§ **AIM OF THE TASK**
The answer must be the full listing, repeated exactly.

§ **DATA FOR THIS EXERCISE**
━━━━━━━━━━━━━━━━

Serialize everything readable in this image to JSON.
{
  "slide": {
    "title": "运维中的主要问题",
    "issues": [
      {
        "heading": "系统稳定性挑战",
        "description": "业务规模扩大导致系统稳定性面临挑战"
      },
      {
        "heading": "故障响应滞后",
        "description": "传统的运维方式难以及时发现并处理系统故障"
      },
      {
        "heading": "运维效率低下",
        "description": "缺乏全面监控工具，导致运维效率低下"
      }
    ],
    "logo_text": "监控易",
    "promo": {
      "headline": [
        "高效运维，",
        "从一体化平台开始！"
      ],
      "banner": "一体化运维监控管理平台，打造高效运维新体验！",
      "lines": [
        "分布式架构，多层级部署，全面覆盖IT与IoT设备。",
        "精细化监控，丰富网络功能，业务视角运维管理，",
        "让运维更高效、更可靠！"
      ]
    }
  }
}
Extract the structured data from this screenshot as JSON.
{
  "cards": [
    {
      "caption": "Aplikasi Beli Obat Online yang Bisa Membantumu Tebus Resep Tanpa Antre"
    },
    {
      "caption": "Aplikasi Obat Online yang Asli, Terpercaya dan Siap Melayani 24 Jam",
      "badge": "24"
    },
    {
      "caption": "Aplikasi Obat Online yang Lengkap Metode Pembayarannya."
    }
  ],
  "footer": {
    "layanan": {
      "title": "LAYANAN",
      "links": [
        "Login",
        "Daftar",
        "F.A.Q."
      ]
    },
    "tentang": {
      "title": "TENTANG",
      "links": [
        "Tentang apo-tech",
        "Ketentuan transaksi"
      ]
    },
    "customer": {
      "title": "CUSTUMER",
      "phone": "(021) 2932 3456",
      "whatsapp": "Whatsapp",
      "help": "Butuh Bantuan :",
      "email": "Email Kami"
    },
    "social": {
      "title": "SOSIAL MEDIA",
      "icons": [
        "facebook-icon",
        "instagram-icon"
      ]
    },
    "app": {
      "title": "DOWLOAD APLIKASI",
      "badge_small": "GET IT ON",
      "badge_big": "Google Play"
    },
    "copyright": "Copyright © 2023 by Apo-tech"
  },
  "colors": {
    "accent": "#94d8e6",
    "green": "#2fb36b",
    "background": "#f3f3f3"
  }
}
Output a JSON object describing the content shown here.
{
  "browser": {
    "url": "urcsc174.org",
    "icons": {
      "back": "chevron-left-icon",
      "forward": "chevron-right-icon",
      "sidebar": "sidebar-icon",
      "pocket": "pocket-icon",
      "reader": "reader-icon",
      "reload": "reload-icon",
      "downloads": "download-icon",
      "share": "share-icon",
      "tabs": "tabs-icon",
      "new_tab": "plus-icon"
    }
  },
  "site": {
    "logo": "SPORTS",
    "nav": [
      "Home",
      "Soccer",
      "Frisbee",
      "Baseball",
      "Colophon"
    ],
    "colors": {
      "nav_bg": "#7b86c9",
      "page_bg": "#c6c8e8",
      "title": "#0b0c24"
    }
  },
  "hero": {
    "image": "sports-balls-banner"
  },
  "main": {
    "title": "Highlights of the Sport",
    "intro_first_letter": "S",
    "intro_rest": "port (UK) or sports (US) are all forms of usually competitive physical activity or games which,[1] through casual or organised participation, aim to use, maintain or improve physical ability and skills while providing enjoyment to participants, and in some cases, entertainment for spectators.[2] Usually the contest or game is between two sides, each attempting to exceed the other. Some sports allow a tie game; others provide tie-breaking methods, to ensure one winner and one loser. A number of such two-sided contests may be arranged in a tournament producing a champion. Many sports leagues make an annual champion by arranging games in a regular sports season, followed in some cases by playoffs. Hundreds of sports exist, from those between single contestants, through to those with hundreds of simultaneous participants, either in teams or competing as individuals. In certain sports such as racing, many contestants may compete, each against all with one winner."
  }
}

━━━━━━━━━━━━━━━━

§ **EXPECTED ANSWER**
Serialize everything readable in this image to JSON.
{
  "slide": {
    "title": "运维中的主要问题",
    "issues": [
      {
        "heading": "系统稳定性挑战",
        "description": "业务规模扩大导致系统稳定性面临挑战"
      },
      {
        "heading": "故障响应滞后",
        "description": "传统的运维方式难以及时发现并处理系统故障"
      },
      {
        "heading": "运维效率低下",
        "description": "缺乏全面监控工具，导致运维效率低下"
      }
    ],
    "logo_text": "监控易",
    "promo": {
      "headline": [
        "高效运维，",
        "从一体化平台开始！"
      ],
      "banner": "一体化运维监控管理平台，打造高效运维新体验！",
      "lines": [
        "分布式架构，多层级部署，全面覆盖IT与IoT设备。",
        "精细化监控，丰富网络功能，业务视角运维管理，",
        "让运维更高效、更可靠！"
      ]
    }
  }
}
Extract the structured data from this screenshot as JSON.
{
  "cards": [
    {
      "caption": "Aplikasi Beli Obat Online yang Bisa Membantumu Tebus Resep Tanpa Antre"
    },
    {
      "caption": "Aplikasi Obat Online yang Asli, Terpercaya dan Siap Melayani 24 Jam",
      "badge": "24"
    },
    {
      "caption": "Aplikasi Obat Online yang Lengkap Metode Pembayarannya."
    }
  ],
  "footer": {
    "layanan": {
      "title": "LAYANAN",
      "links": [
        "Login",
        "Daftar",
        "F.A.Q."
      ]
    },
    "tentang": {
      "title": "TENTANG",
      "links": [
        "Tentang apo-tech",
        "Ketentuan transaksi"
      ]
    },
    "customer": {
      "title": "CUSTUMER",
      "phone": "(021) 2932 3456",
      "whatsapp": "Whatsapp",
      "help": "Butuh Bantuan :",
      "email": "Email Kami"
    },
    "social": {
      "title": "SOSIAL MEDIA",
      "icons": [
        "facebook-icon",
        "instagram-icon"
      ]
    },
    "app": {
      "title": "DOWLOAD APLIKASI",
      "badge_small": "GET IT ON",
      "badge_big": "Google Play"
    },
    "copyright": "Copyright © 2023 by Apo-tech"
  },
  "colors": {
    "accent": "#94d8e6",
    "green": "#2fb36b",
    "background": "#f3f3f3"
  }
}
Output a JSON object describing the content shown here.
{
  "browser": {
    "url": "urcsc174.org",
    "icons": {
      "back": "chevron-left-icon",
      "forward": "chevron-right-icon",
      "sidebar": "sidebar-icon",
      "pocket": "pocket-icon",
      "reader": "reader-icon",
      "reload": "reload-icon",
      "downloads": "download-icon",
      "share": "share-icon",
      "tabs": "tabs-icon",
      "new_tab": "plus-icon"
    }
  },
  "site": {
    "logo": "SPORTS",
    "nav": [
      "Home",
      "Soccer",
      "Frisbee",
      "Baseball",
      "Colophon"
    ],
    "colors": {
      "nav_bg": "#7b86c9",
      "page_bg": "#c6c8e8",
      "title": "#0b0c24"
    }
  },
  "hero": {
    "image": "sports-balls-banner"
  },
  "main": {
    "title": "Highlights of the Sport",
    "intro_first_letter": "S",
    "intro_rest": "port (UK) or sports (US) are all forms of usually competitive physical activity or games which,[1] through casual or organised participation, aim to use, maintain or improve physical ability and skills while providing enjoyment to participants, and in some cases, entertainment for spectators.[2] Usually the contest or game is between two sides, each attempting to exceed the other. Some sports allow a tie game; others provide tie-breaking methods, to ensure one winner and one loser. A number of such two-sided contests may be arranged in a tournament producing a champion. Many sports leagues make an annual champion by arranging games in a regular sports season, followed in some cases by playoffs. Hundreds of sports exist, from those between single contestants, through to those with hundreds of simultaneous participants, either in teams or competing as individuals. In certain sports such as racing, many contestants may compete, each against all with one winner."
  }
}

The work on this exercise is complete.